> _Work to complete_
Each line containing the string "Quartier" should be copied out of the entries.

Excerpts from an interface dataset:
--

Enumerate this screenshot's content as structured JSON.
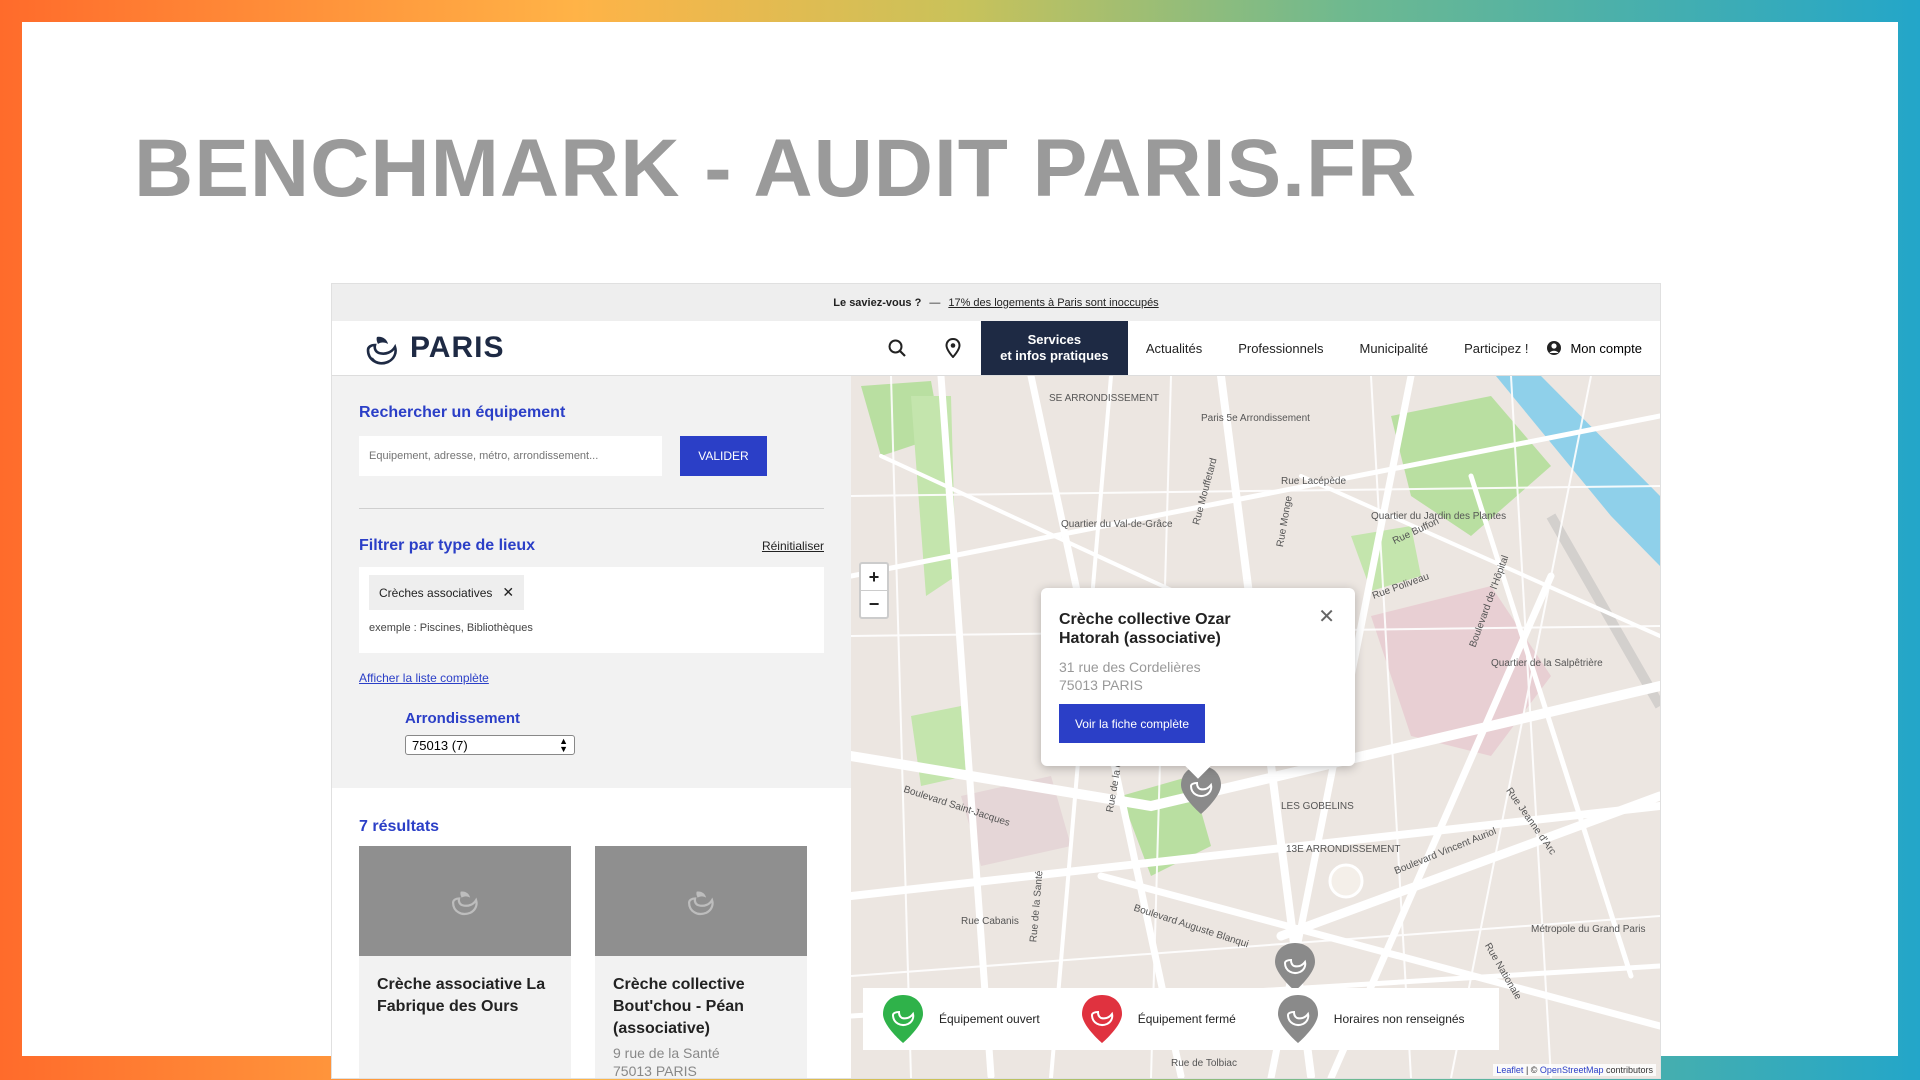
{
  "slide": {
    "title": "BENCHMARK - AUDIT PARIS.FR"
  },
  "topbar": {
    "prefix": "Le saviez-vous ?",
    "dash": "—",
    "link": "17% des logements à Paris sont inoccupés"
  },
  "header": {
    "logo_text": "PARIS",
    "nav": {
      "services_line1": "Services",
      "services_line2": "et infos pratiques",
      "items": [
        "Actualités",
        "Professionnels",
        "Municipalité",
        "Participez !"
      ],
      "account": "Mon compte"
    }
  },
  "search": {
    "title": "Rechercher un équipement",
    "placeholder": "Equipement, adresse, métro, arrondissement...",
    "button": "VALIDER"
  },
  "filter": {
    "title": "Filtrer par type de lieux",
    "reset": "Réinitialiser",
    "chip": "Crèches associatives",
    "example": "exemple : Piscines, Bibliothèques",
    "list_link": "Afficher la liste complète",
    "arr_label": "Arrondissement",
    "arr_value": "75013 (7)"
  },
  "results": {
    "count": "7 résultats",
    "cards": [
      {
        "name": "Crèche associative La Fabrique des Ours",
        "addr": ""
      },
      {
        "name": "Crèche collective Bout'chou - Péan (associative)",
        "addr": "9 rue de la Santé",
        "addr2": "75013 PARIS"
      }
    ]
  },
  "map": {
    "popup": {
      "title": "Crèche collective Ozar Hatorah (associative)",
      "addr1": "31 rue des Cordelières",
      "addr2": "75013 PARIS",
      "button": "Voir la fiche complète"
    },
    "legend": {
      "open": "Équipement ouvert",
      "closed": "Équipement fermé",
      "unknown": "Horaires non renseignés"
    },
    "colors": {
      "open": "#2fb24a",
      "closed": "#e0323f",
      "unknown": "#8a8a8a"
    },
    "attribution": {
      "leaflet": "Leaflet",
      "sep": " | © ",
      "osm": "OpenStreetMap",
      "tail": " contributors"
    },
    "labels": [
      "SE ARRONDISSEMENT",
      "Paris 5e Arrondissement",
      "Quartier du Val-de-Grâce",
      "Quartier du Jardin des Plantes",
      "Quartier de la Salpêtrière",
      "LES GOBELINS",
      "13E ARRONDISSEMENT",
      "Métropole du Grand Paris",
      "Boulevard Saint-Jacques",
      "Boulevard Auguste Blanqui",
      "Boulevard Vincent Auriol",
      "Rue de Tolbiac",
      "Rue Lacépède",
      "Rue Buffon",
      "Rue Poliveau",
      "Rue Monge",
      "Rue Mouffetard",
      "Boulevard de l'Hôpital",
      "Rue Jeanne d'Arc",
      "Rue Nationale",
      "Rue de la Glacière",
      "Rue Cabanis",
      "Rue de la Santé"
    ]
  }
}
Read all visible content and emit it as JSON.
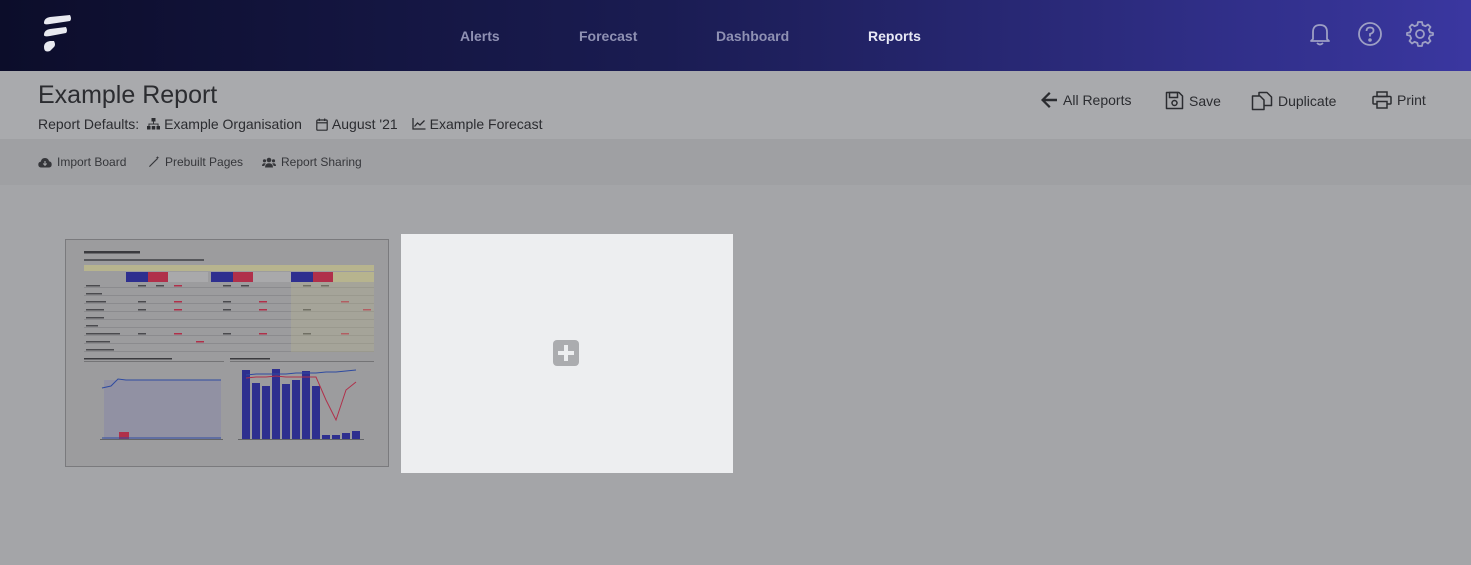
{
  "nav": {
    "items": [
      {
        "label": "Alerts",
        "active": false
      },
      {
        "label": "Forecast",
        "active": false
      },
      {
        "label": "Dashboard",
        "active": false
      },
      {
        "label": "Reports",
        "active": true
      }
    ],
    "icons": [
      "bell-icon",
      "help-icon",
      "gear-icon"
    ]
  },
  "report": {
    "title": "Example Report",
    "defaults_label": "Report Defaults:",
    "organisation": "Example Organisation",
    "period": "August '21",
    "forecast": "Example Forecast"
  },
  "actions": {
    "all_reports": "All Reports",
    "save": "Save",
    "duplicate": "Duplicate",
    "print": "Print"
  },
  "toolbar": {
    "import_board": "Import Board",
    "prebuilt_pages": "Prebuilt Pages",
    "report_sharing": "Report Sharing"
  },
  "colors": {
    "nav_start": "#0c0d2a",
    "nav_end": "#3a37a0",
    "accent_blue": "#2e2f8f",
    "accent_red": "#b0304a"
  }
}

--

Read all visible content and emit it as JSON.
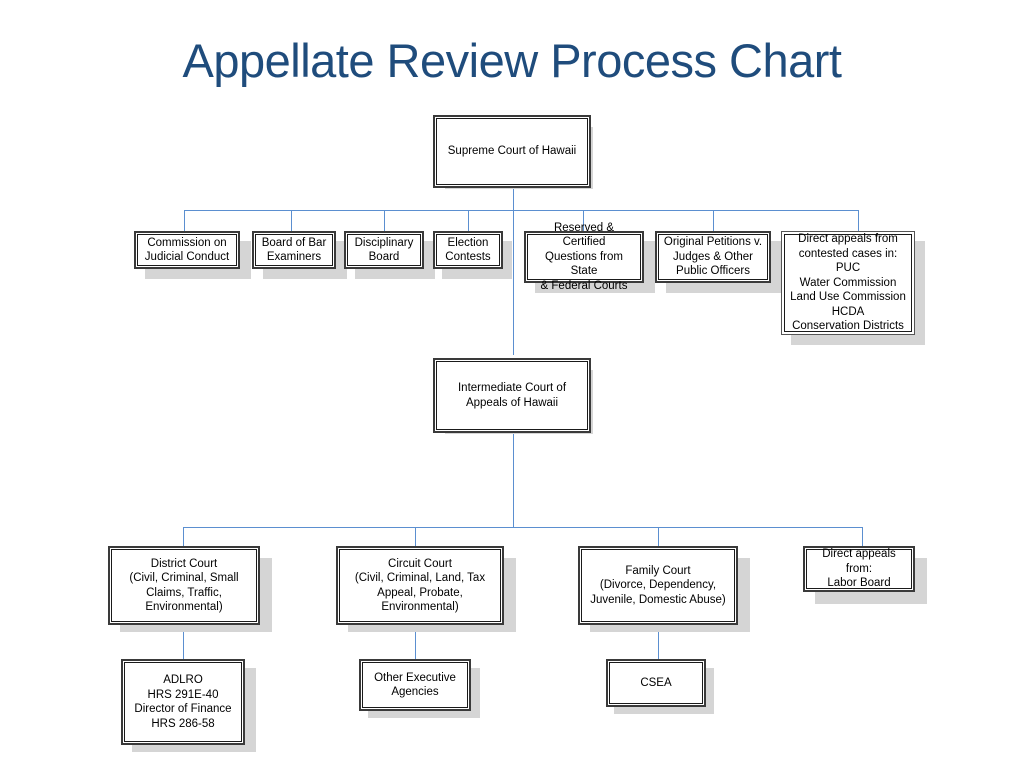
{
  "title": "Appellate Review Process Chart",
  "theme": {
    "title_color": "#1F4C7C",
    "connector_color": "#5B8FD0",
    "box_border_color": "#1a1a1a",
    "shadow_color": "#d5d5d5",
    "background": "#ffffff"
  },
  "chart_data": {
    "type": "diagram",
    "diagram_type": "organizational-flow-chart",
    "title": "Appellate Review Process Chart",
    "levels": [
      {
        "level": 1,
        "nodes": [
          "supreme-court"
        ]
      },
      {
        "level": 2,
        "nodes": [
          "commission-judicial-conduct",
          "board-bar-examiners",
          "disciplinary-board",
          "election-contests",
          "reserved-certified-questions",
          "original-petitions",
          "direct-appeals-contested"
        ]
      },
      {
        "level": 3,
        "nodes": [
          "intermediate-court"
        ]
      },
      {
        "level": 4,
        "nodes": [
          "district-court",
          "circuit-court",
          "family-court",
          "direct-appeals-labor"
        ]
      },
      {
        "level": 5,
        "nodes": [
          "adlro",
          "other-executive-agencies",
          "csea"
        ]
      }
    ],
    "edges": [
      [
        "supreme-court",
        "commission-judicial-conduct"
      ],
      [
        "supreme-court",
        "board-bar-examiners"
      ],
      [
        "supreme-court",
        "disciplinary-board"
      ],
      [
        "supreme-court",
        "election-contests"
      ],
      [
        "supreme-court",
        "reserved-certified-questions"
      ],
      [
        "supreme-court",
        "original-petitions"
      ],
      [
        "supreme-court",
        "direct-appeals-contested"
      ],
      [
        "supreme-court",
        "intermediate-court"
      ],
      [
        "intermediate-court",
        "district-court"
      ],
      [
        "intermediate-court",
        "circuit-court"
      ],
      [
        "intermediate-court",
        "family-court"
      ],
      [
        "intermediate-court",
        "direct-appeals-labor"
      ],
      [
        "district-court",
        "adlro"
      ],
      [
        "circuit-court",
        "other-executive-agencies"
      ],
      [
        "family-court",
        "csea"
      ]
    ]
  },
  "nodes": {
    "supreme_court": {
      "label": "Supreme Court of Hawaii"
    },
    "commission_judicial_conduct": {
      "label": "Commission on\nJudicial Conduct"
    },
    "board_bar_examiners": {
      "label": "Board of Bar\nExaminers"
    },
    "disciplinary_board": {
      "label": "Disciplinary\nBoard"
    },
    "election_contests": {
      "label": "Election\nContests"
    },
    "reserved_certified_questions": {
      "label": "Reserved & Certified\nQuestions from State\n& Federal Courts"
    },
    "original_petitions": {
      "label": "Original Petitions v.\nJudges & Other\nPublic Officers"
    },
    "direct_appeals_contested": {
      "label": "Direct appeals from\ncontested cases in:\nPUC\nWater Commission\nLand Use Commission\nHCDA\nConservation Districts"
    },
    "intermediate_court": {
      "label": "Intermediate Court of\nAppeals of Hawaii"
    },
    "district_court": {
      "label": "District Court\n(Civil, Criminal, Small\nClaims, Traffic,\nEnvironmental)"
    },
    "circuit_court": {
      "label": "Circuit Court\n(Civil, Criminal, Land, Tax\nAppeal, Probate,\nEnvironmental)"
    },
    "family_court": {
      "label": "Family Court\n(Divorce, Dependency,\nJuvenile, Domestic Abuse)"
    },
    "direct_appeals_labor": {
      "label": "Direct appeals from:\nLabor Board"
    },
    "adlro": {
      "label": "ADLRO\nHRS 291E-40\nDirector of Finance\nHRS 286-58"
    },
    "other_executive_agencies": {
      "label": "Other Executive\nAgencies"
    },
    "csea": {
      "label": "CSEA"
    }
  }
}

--

> _Task result_
      "Quartier du Val-de-Grâce",
      "Quartier du Jardin des Plantes",
      "Quartier de la Salpêtrière",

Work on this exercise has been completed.